Segment Open
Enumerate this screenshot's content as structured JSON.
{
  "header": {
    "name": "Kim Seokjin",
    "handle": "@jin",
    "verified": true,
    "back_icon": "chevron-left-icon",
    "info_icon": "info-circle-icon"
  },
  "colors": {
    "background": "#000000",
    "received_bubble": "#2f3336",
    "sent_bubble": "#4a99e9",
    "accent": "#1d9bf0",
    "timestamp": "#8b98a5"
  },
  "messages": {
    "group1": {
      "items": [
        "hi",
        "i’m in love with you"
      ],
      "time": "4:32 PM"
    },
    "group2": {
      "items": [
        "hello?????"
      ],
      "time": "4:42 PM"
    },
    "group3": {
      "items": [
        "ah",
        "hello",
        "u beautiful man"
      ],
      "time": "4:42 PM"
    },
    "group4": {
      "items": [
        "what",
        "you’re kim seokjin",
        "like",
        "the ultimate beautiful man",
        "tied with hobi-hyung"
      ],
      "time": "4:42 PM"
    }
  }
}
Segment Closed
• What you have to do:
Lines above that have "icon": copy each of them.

• Exercise solution:
    "back_icon": "chevron-left-icon",
    "info_icon": "info-circle-icon"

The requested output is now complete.